A motif of pirates in popular culture, “walking the plank” was a method of execution for rogue seafarers. The practice involved extending a wooden plank over the side of a ship and forcing the captive, often bound and blindfolded, to walk across the plank until stepping off the end and falling into the sea, presumably to his death. I have observed, the Christian life is often portrayed in a similar fashion – a kind of walking across a narrow board or balance beam. The Christian is one who walks this beam, hoping to make it to the end, regularly losing his balance, falling into sin, but always exhorted to get back on the beam and continue the walk.
It seems to me, quite a miserable way to live and I can speak from experience, because I lived it and I was miserable.

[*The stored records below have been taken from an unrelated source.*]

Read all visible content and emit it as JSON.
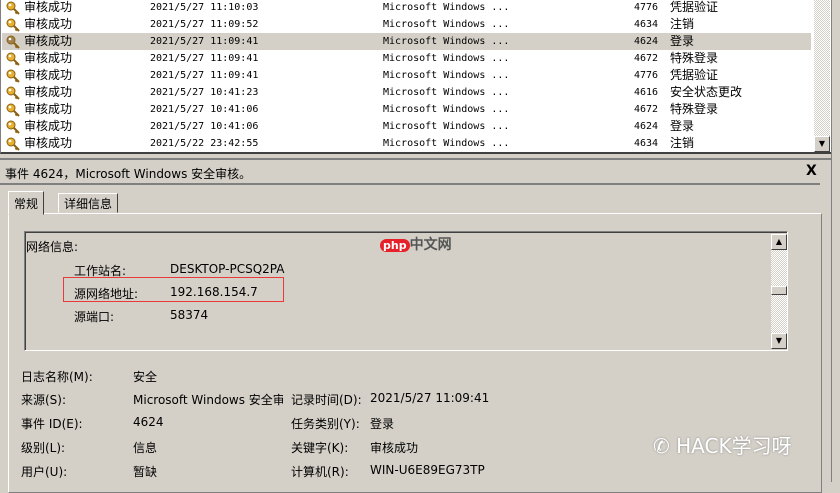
{
  "events": [
    {
      "level": "审核成功",
      "date": "2021/5/27 11:10:03",
      "source": "Microsoft Windows ...",
      "id": "4776",
      "task": "凭据验证"
    },
    {
      "level": "审核成功",
      "date": "2021/5/27 11:09:52",
      "source": "Microsoft Windows ...",
      "id": "4634",
      "task": "注销"
    },
    {
      "level": "审核成功",
      "date": "2021/5/27 11:09:41",
      "source": "Microsoft Windows ...",
      "id": "4624",
      "task": "登录"
    },
    {
      "level": "审核成功",
      "date": "2021/5/27 11:09:41",
      "source": "Microsoft Windows ...",
      "id": "4672",
      "task": "特殊登录"
    },
    {
      "level": "审核成功",
      "date": "2021/5/27 11:09:41",
      "source": "Microsoft Windows ...",
      "id": "4776",
      "task": "凭据验证"
    },
    {
      "level": "审核成功",
      "date": "2021/5/27 10:41:23",
      "source": "Microsoft Windows ...",
      "id": "4616",
      "task": "安全状态更改"
    },
    {
      "level": "审核成功",
      "date": "2021/5/27 10:41:06",
      "source": "Microsoft Windows ...",
      "id": "4672",
      "task": "特殊登录"
    },
    {
      "level": "审核成功",
      "date": "2021/5/27 10:41:06",
      "source": "Microsoft Windows ...",
      "id": "4624",
      "task": "登录"
    },
    {
      "level": "审核成功",
      "date": "2021/5/22 23:42:55",
      "source": "Microsoft Windows ...",
      "id": "4634",
      "task": "注销"
    }
  ],
  "detail": {
    "title": "事件 4624，Microsoft Windows 安全审核。",
    "close": "X",
    "tabs": [
      "常规",
      "详细信息"
    ],
    "network": {
      "heading": "网络信息:",
      "workstation_label": "工作站名:",
      "workstation": "DESKTOP-PCSQ2PA",
      "addr_label": "源网络地址:",
      "addr": "192.168.154.7",
      "port_label": "源端口:",
      "port": "58374"
    },
    "fields": {
      "log_label": "日志名称(M):",
      "log": "安全",
      "source_label": "来源(S):",
      "source": "Microsoft Windows 安全审",
      "logged_label": "记录时间(D):",
      "logged": "2021/5/27 11:09:41",
      "eventid_label": "事件 ID(E):",
      "eventid": "4624",
      "task_label": "任务类别(Y):",
      "task": "登录",
      "level_label": "级别(L):",
      "level": "信息",
      "keywords_label": "关键字(K):",
      "keywords": "审核成功",
      "user_label": "用户(U):",
      "user": "暂缺",
      "computer_label": "计算机(R):",
      "computer": "WIN-U6E89EG73TP"
    }
  },
  "watermarks": {
    "php": "php",
    "php_cn": "中文网",
    "wechat": "HACK学习呀"
  }
}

Our flesh is weak and can never hold to any kind of moral line for long. Neither the taunts and condemnations shouted from behind, nor the alluring promise of a great treasure to be found somewhere ahead, can sustain me or even grant a brief moment of relief. Both only serve to raise my fear and anxiety regarding the entire pitiable endeavor.
Sadly, we are also repeatedly exhorted to keep our eyes on our fellow plank walkers lest their feet should slip, pointing out their missteps, and calling them back to the plank. Surely, if we all work together and help out each other, we can be much more successful in this treacherous walk. And what is success? Well, clearly we are told, the more steps we take in a row without falling and the further our progress across the plank when we die, the louder the praise and applause we will receive at the end.

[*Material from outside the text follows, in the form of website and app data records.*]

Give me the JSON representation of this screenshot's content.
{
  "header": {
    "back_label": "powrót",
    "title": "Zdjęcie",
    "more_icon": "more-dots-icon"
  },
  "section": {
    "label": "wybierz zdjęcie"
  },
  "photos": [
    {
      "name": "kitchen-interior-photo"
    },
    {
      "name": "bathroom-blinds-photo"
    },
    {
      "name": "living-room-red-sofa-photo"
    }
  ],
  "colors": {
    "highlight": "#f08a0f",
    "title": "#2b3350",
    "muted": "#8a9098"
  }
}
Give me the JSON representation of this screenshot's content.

They will preach to me what they call a “gospel” message, but it’s really nothing more than how Jesus’ death makes it possible for God to forgive me each time I tumble, but make no mistake, God is sorely disappointed in my failures. He had hoped I could walk it better. He has supplied everything I would need to maintain a perfect balance. The good news they offer is that God still forgives me, yet I dare not stay too long off the plank or I will face His wrath.
I am also taunted with a message of how, when I started out, God had every good intention to bless my life with success, happiness, good health, prosperity and the like, but each time I slip and fall, He changes His mind, withholding this good from me to teach me a lesson. However, I may be able to appease Him by always picking myself back up and getting back on the plank. After all, it would be unreasonable of Him to ask for anything more than that.
It is sad how so few people realize this is a death sentence. Jesus taught quite clearly that He did not come to save the plank walkers, those who consider their manner of walk to count toward their righteousness. He came to save the fallen, those who are sinners. The end of this plank does not rest upon the shores of heaven, it hangs out over a dark, swirling abyss and an angry sea. Satan has deluded us into thinking our feet can find footing on this plank but in fact, we have all stepped off the end already and are drowning at sea.
The Psalmist understood this when he wrote:
“He sent from on high, He took me;
He drew me out of many waters…”
“He brought me out into a broad place;Psalm 18: 16, 19
He rescued me, because He delighted in me.”
And again in Psalm 40 he writes:
“He drew me up from the pit of destruction,Psalm 40:2
out of the miry bog,
And set my feet upon a rock,
making my steps secure.”
The Christian walk is one with a solid and secure footing. In Christ, God has set our feet upon solid ground and established our ways. It is a broad place, with no steep cliffs or sheer drop-offs in any direction. Christ’s own righteousness is ours and His reward is our sure inheritance. As Edward Mote wrote in his hymn:
“On Christ the solid rock I stand,Edward Mote – My Hope is Built on Nothing Less
All other ground is sinking sand.”